The top-down racer is by and large a thing of joyous unbridled fun that transcends all shift’s in what each new generation of player wants their gaming experience to deliver.
As today’s games reach ever deeper and more complex levels of brilliance and immersion the humble top-down racer still has enough about it to parp it’s horn, give a flash of the lights and grab the gaming collective’s attention.
So quite how developers, Supersonic, managed to so monumentally screw things up with ‘Wrecked Revenge Revisited’ is a mystery I’m sure even the razor sharp mind of Sherlock himself would have a job unravelling.
You see, here’s the thing, my first experience of the genre came in the mid-80’s via the brilliant Super Sprint, a game that by todays high standards looks as dated as it undoubtedly is. I was a mere child, obsessed with games and toys and Star Wars and Indy and, and……yeah, nothing’s changed. And that includes the fact that I’m hugely confident if I was to relive those heady days of space hoppers and Pannini stickers, Super Sprint would still be just as much fun. Unfortunately it’s that little big word ‘fun’ that Wrecked seems to have avoided altogether.
What players have been given with this release is a single player game that comprises of a number of dull, repetetive challenge stages, a grand total of six tracks and a multiplayer experience that, despite being the jewel in the crown, is far from polished.
The monotonous single player game places a big red tick in the boredom box. It begins to grate within the first ten minutes (I’m being generous) and feels more pointless than Andy Carroll’s football boots. There are four avenues of challenge for the player testing speed, skill, weapon technique and your overall ability. After completion you are awarded gold, silver or bronze depending on your performance and it’s that simple. With a high quality of gameplay it could have been a sure-fire winner.
Disappointingly with the gameplay here, it’s an outright loser. Dodgy camera angles, mundane tracks, mind numbing challenges and the fact that there’s never really any genuine sense that you’re even breaking the speed limit makes this less Mad Max and more Chitty Chitty Bang Bang………oh, without the fun of course and all this can be yours for the hefty price of 1200 MS points…ouch!
The challenges sent to test your skill can be overcome within a couple of hours play, in fact the biggest challenge is probably playing for two hours, two minutes can be a struggle. Said challenges include such tasks as collecting mines and placing them within circles or avoiding any contact with the scenery or towing a caravan round the circuit and well, you get the picture, the imagination has almost certainly never been less stretched.

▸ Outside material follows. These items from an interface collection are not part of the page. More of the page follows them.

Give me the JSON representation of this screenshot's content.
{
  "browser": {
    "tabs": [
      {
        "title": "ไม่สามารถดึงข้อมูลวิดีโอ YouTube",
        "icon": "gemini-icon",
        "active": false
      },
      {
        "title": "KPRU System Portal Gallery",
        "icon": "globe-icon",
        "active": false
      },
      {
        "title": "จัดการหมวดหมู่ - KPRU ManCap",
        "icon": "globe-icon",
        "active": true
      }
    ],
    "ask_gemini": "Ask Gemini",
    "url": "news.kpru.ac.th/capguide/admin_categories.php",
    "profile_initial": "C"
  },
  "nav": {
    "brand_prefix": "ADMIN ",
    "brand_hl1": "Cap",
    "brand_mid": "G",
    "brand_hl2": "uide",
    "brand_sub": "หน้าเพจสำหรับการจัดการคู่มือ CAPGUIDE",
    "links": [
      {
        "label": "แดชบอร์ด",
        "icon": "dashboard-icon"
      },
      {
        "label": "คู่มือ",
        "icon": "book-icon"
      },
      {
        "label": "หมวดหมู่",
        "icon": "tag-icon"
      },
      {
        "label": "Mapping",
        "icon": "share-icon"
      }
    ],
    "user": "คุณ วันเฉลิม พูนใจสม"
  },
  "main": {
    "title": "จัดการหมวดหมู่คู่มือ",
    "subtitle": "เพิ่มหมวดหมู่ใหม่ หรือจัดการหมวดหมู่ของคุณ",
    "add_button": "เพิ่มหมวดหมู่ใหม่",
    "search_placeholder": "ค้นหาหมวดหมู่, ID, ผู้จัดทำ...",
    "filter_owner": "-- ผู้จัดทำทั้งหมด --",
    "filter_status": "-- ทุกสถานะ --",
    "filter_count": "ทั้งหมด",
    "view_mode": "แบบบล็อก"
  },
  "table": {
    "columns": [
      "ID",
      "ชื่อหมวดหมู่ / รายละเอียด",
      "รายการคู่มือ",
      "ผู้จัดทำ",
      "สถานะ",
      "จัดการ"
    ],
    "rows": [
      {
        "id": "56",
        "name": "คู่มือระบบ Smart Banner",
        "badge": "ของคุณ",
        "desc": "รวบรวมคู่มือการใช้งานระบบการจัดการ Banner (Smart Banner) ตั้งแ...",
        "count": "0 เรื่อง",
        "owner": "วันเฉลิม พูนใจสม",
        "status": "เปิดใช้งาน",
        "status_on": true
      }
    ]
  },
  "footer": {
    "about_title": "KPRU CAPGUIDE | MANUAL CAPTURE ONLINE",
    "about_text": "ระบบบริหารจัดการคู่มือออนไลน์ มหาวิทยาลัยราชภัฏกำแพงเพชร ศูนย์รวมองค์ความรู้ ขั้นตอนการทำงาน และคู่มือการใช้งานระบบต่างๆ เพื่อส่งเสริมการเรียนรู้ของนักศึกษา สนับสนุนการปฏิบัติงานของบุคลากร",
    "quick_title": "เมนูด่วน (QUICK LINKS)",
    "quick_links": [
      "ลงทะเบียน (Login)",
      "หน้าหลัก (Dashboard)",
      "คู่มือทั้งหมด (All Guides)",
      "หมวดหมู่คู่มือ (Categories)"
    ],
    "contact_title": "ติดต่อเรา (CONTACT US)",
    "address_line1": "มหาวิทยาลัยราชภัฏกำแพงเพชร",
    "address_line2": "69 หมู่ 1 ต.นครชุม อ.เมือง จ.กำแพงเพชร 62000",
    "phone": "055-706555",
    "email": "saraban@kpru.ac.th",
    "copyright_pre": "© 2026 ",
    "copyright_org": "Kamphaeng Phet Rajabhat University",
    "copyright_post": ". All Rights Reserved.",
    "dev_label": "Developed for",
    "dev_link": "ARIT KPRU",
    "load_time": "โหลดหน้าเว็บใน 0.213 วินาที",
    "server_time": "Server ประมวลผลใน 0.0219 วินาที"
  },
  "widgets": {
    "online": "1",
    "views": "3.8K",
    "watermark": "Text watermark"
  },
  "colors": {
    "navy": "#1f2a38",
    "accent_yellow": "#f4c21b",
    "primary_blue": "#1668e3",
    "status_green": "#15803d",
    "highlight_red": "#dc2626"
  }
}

But I’m being overly harsh here as there are one or two good points as well. The weapons are wide and varied and add vital entertainment, particularly in multiplayer, the cars have a number of little customisations to add that feeling of bond between gamer and machine while the graphics are vibrant and detailed. Erm, the sound’s functional, although the engine whine can shred nerves in seconds.
So what might keep a player coming back for more?
Here’s where you thought I was going to say multiplayer right?
Well unfortunately not. As I mentioned, the multiplayer is the high point here but when a game is otherwise devoid of any real bright moments it says little. To be honest if the game came in a retail box that may well have been the high point instead.
The multiplayer side is good for a while but when content is so limited it quickly heads down that well worn path into Dullsville.
Initially it’s quite engaging and a bit of a laugh to boot. Mayhem personified as races whizz by in a blur of colour, explosion and debris, but, connection problems and a combination of the issues that dog the single player soon bring the whole experience crashing back down to earth. It’s such a shame as it could have been something special for the part of the Live community aching for a taste of arcade racing doused in petrol and lit up with an RPG shot.
In a room of friends the game holds the attention slightly longer but it’s so slight that it almost doesn’t merit a mention..but I did anyway.
Overall then Wrecked is an opportunity missed. Following on from the much loved cult hit, Mashed, it should have been so much more but instead suffers from a lack of imagination, longevity and enjoyment. Rather than tearing up the track Wrecked ends up stalled on the starting grid. Although it’s name is quite apt.